Being big fans of The Grove, not just for its incredible, ever-evolving haute cuisine, but also for its standout wine selection, our hearts started beating a little faster when we heard that the Saint Patricks Square stalwart is currently touting what might just be the country’s best selection. We solicited the expertise of sommelier, Lucile Fortuna, to enlighten us on The Grove’s offering and the evolving nature of her job.
Why is The Grove’s wine list so good at the moment?
We really have wines from everywhere, not only New Zealand, France and Italy, but wines from Mallorca, the Canary Islands, Bulgaria too. And right now, we also have a lot of different organic wines, around six wines, again, from all over — France, Austria, New Zealand.
What’s the difference between organic and biodynamic wines?
Biodynamic wines can still have some added sulphites whereas organic wines don’t have any at all. They both avoid the use of pesticides but biodynamic wines are particularly focussed on making the wine-making process more sustainable and generally leaving no or little footprint.
Why are organic/biodynamic wines such a big thing?
There are a few things. I think a lot of the movement is in response to younger people. They want to drink something clean, fruity, with fewer toxins and less complexity. Then there’s the fact that more and more winegrowers want to grow ‘clean’ grapes without pesticides to preserve their natural soil. So this has become the motivation for them. I have also never come across so many vegans as I have in Australia and New Zealand. Obviously, they can only drink biodynamic wines because the majority of normal wines use fish or eggs in the ‘fining’ process (to clarify them visually). And because the biodynamic wines have fewer/no sulphites in them, people find they have less of a headache the next day.
Do you always serve red wine with red meat and white wine with fish?
God no! If you have a customer who doesn’t like red wine but who orders the beef, you’re going to have to do something inventive. There’s no ‘perfect’ wine match and there are a lot of different wines that will work with one dish, it might even be a beer or a cocktail. You have to really analyse your customers, to read what they might like.

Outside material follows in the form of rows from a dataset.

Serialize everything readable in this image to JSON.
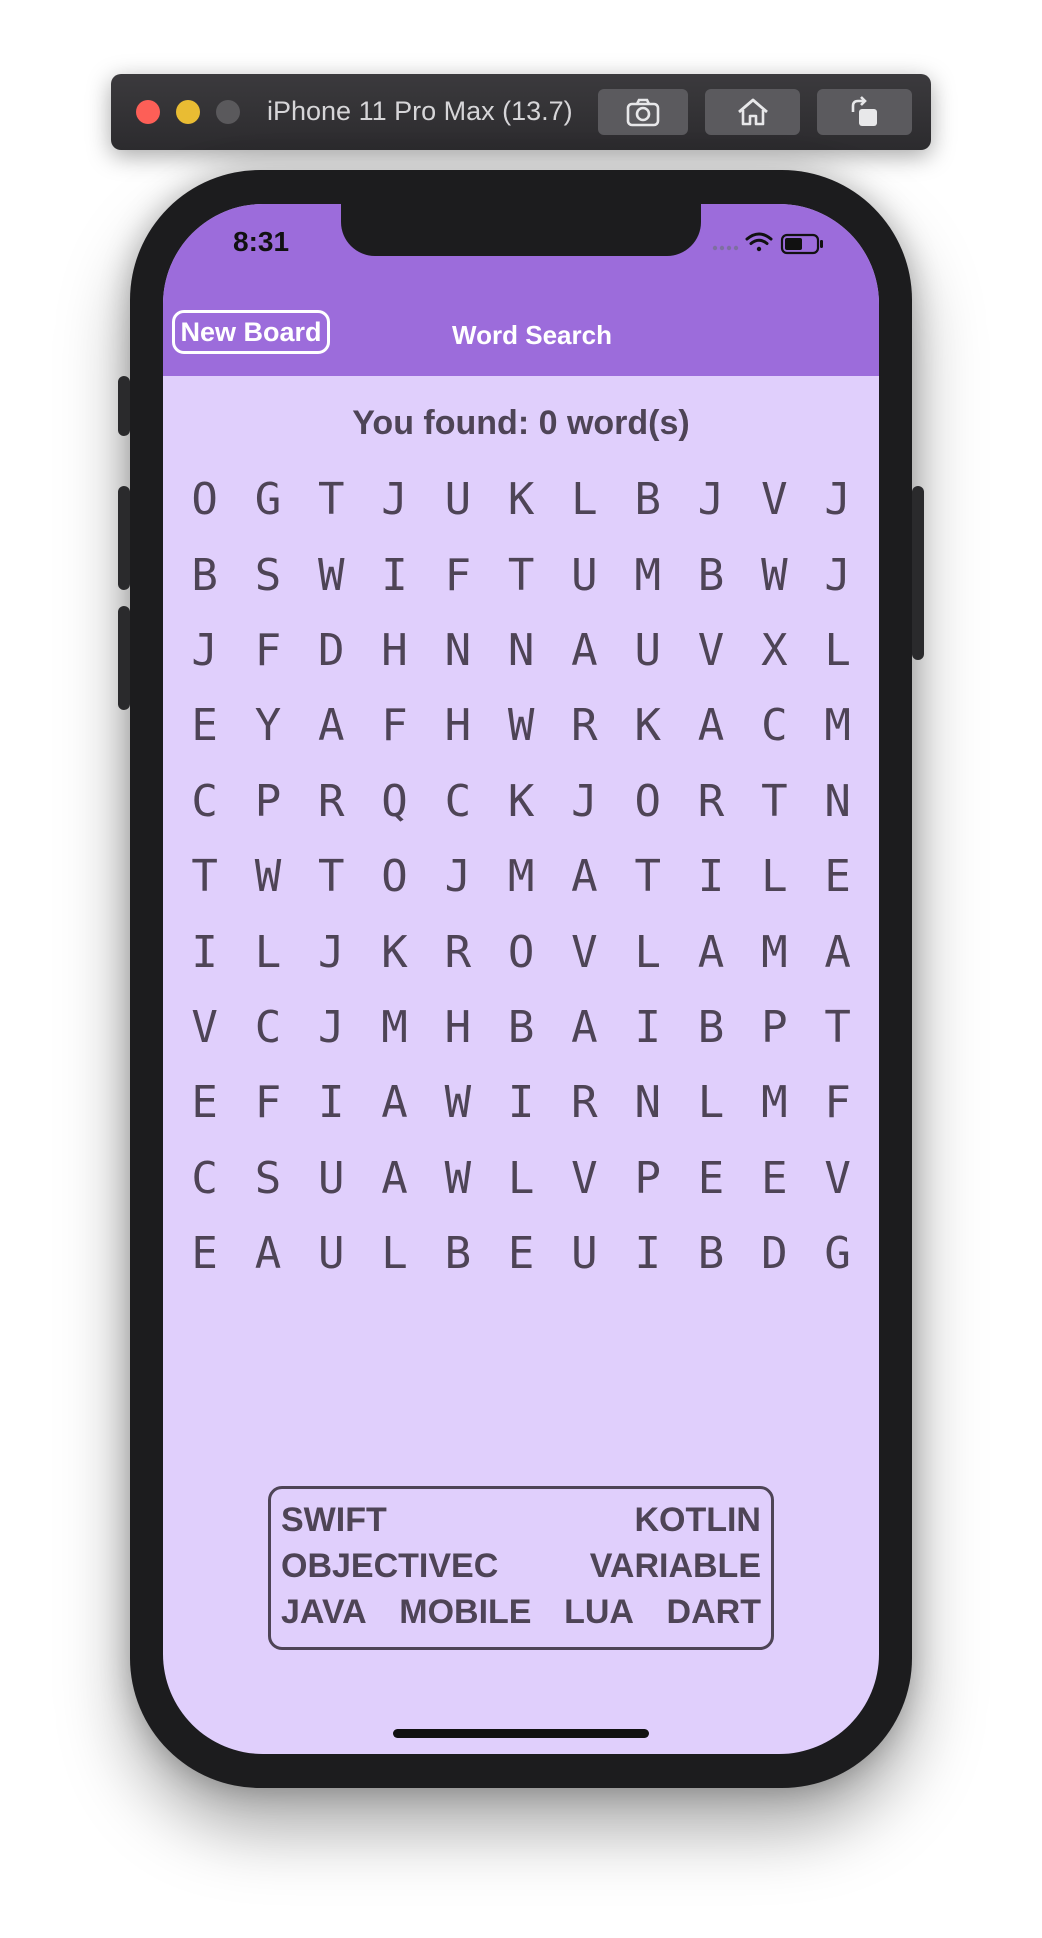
{
  "simulator": {
    "title": "iPhone 11 Pro Max (13.7)"
  },
  "status_bar": {
    "time": "8:31"
  },
  "nav": {
    "new_board_label": "New Board",
    "title": "Word Search"
  },
  "score": {
    "found_text": "You found: 0 word(s)"
  },
  "grid": {
    "rows": [
      [
        "O",
        "G",
        "T",
        "J",
        "U",
        "K",
        "L",
        "B",
        "J",
        "V",
        "J"
      ],
      [
        "B",
        "S",
        "W",
        "I",
        "F",
        "T",
        "U",
        "M",
        "B",
        "W",
        "J"
      ],
      [
        "J",
        "F",
        "D",
        "H",
        "N",
        "N",
        "A",
        "U",
        "V",
        "X",
        "L"
      ],
      [
        "E",
        "Y",
        "A",
        "F",
        "H",
        "W",
        "R",
        "K",
        "A",
        "C",
        "M"
      ],
      [
        "C",
        "P",
        "R",
        "Q",
        "C",
        "K",
        "J",
        "O",
        "R",
        "T",
        "N"
      ],
      [
        "T",
        "W",
        "T",
        "O",
        "J",
        "M",
        "A",
        "T",
        "I",
        "L",
        "E"
      ],
      [
        "I",
        "L",
        "J",
        "K",
        "R",
        "O",
        "V",
        "L",
        "A",
        "M",
        "A"
      ],
      [
        "V",
        "C",
        "J",
        "M",
        "H",
        "B",
        "A",
        "I",
        "B",
        "P",
        "T"
      ],
      [
        "E",
        "F",
        "I",
        "A",
        "W",
        "I",
        "R",
        "N",
        "L",
        "M",
        "F"
      ],
      [
        "C",
        "S",
        "U",
        "A",
        "W",
        "L",
        "V",
        "P",
        "E",
        "E",
        "V"
      ],
      [
        "E",
        "A",
        "U",
        "L",
        "B",
        "E",
        "U",
        "I",
        "B",
        "D",
        "G"
      ]
    ]
  },
  "word_list": {
    "lines": [
      [
        "SWIFT",
        "KOTLIN"
      ],
      [
        "OBJECTIVEC",
        "VARIABLE"
      ],
      [
        "JAVA",
        "MOBILE",
        "LUA",
        "DART"
      ]
    ]
  },
  "colors": {
    "header": "#9c6cdb",
    "background": "#e0cffc",
    "text": "#4e4456"
  }
}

What is the most unusual wine or drinks match you’ve ever done?
I think it would have to be rosé sake with the Ramen that was on last winter’s menu at The Grove. I would put it down in front of the customer without saying anything and then see what they thought. Eighty percent of people liked it and I had to find something else for the others.
Do you have an opinion on whether screw tops or corks are better?
Being from France, it was very hard for me at first. Removing the cork from the bottle was such a big part of the performance as a waiter, so to go from that to just having a screw top that you would crack open and poor makes me miss it sometimes. But I definitely don’t believe it affects the quality.
How has having a Coravin changed things?
The thing with the new world wines is that they have a screw top anyway so you can’t use the Coravin. But it has meant we’re able to offer more and more varied wines by the glass. We now have so many unique wines that we can serve by the taste or the glass, they may not be on the list for long, but for wine-lovers, it can be very exciting.
What is the most expensive glass of wine you offer?
That would have to be the Les Genevrieres, Meursault Premier Cru, from Domaine Latour-Giraud. It goes for $60 for a glass and is an amazing Chardonnay.
Saint Patricks Square
(09) 368 4129